average codeword length definition | what is average codeword length definition formula

By   August 4, 2020

what is average codeword length definition formula ? average codeword length definition ?
THE SOURCE CODING
(i) Definition
            A conversion of the output of a discrete memoryless source (DMS) into symbols (i.e., binary code word) is called source coding. The device that performs this conversion is called the source encoder. Figure 3.15 shows a source encoder.
diagram
figure 9.15 Block diagram for source Coding.
(ii)        Objective of Source Coding
An objective of source coding is to minimize the average bit rate required for representation of the source by reducing the redundancy of the information source.
9.19.1. Few Terms related to Source Coding Process
            In this sub section, let us study the following terms which are related to source coding process :
(i)         Codeword length
(ii)        Average codeword length
(iii)       Code efficiency
(iv)       Code Redundancy
(i)         Codeword Length
            Let X be a DMS with finite entropy H(X) and an alphabet {x1, …. xm} with corresponding probabilities of occurrence P(xi)(i = 1,…,m). Let the binary codeword assigned to symbol xi by the encoder have length ni, measured in bits. The length of a codeword is the number of binary digits in the codeword.
(ii)        Average Codeword Length
            The average codeword length L, per source symbol is given by
equation
The parameter L represents the average number of bits per source symbol used in the source coding Process.
(iii)       Code Efficiency
            The code efficiency Ƞ is defined as under :
Ƞ =                                              …(9.52)
where Lmin is the minimum possible value of L. When 1 approaches unity, the code is said to be efficient.
(iv) Code Redundancy
            The code redundancy  is defined as
=1 – Ƞ                                                           …(9.53)
9.19.2. The Source Coding Theorem
            The source coding theorem states that for a DMS X, with entropy H(X), the average codeword length L per symbol is bounded as
L ≥ H(X)                                                         …(9.54)

DO YOU KNOW?
By increasing the redundancy of the encoding, we can make the probability of error approach zero.

and further, L can be made as close to H(X) as desired for some suitably chosen code.
Thus, with Lmin = H(X), the code efficiency can be rewritten as
…(9.55)
9.19.3. Classification of Codes
            Classification of codes is best illustrated by an example.

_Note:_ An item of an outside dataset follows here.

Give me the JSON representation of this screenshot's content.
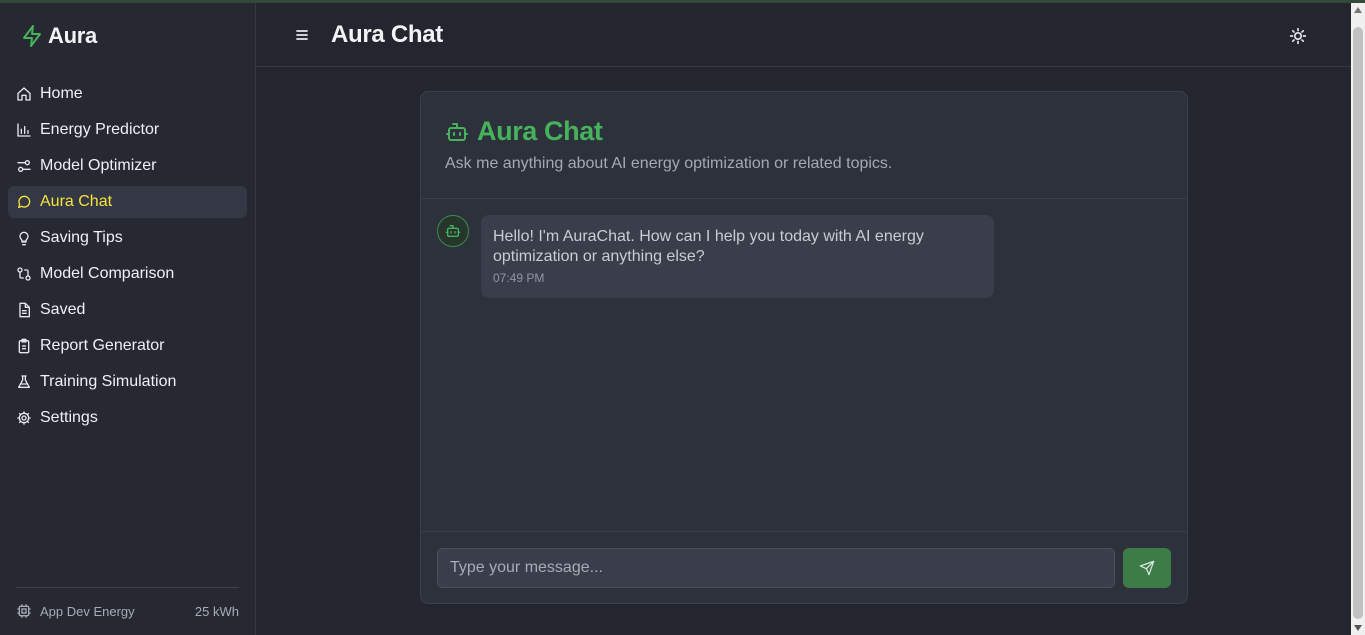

Let us consider Table 9.2 where a source of size 4 has encoded in binary codes with symbol 0 and 1.
Table 9.2. Binary Codes

xi Code 1 Code 2 Code 3 Code 4 Code 5 Code 6
1i
x2
x3
x4
00
01
00
11
00
01
10
11
0
1
00
11
0
10
110
111
0
01
011
0111
1
01
001
0001

 
9.19.3.1. Fixed-Length Codes
            A fixed-length code is one whose codeword length is fixed. Code 1 and code 2 of Table 9.2 are fixed-length with length 2.
9.19.3.2. Variable-Length Codes
A variable-length code is one whose codeword length is not fixed. All codes of Table 9.2 except codes 1 and 2 are variable-length codes.
9.19.3.3. Distinct codes
            A code is distinct if each codeword is distinguishable from other codewords. All codes of Table (9.2) except code 1 are distinct codes — notice the codes for x1 and x3.
9.19.3.4. Prefix-Free Codes
            A code in which no codeword can be formed by adding code symbols to another codeword is called a prefix-free code. Thus, in a prefix-free code, no codeword is a prefix of another. Codes 2, 4, and 6 of Table 9.2 are prefix-free codes.
9.19.3.5. Uniquely Decodable Codes
            A distinct code uniquely decodable if the original source sequence can be reconstructed perfectly from the encoded binary sequence. Note that code 3 of Table 9.2 is not a uniquely decodable code. For, example, the binary sequence 1001 may correspond to the source sequences x2x3x2 x2x1x1x2, A sufficient condition to ensure that a code is uniquely decodable is that no code woid is a prefix of another. Thus, the prefix-free codes 2, 4, and 6 are uniquely decodable codes. Note that the prefix free condition is not a necessary condition for unique decodability. For example, code 5 of Table 9.

Leave a Reply

Your email address will not be published. Required fields are marked *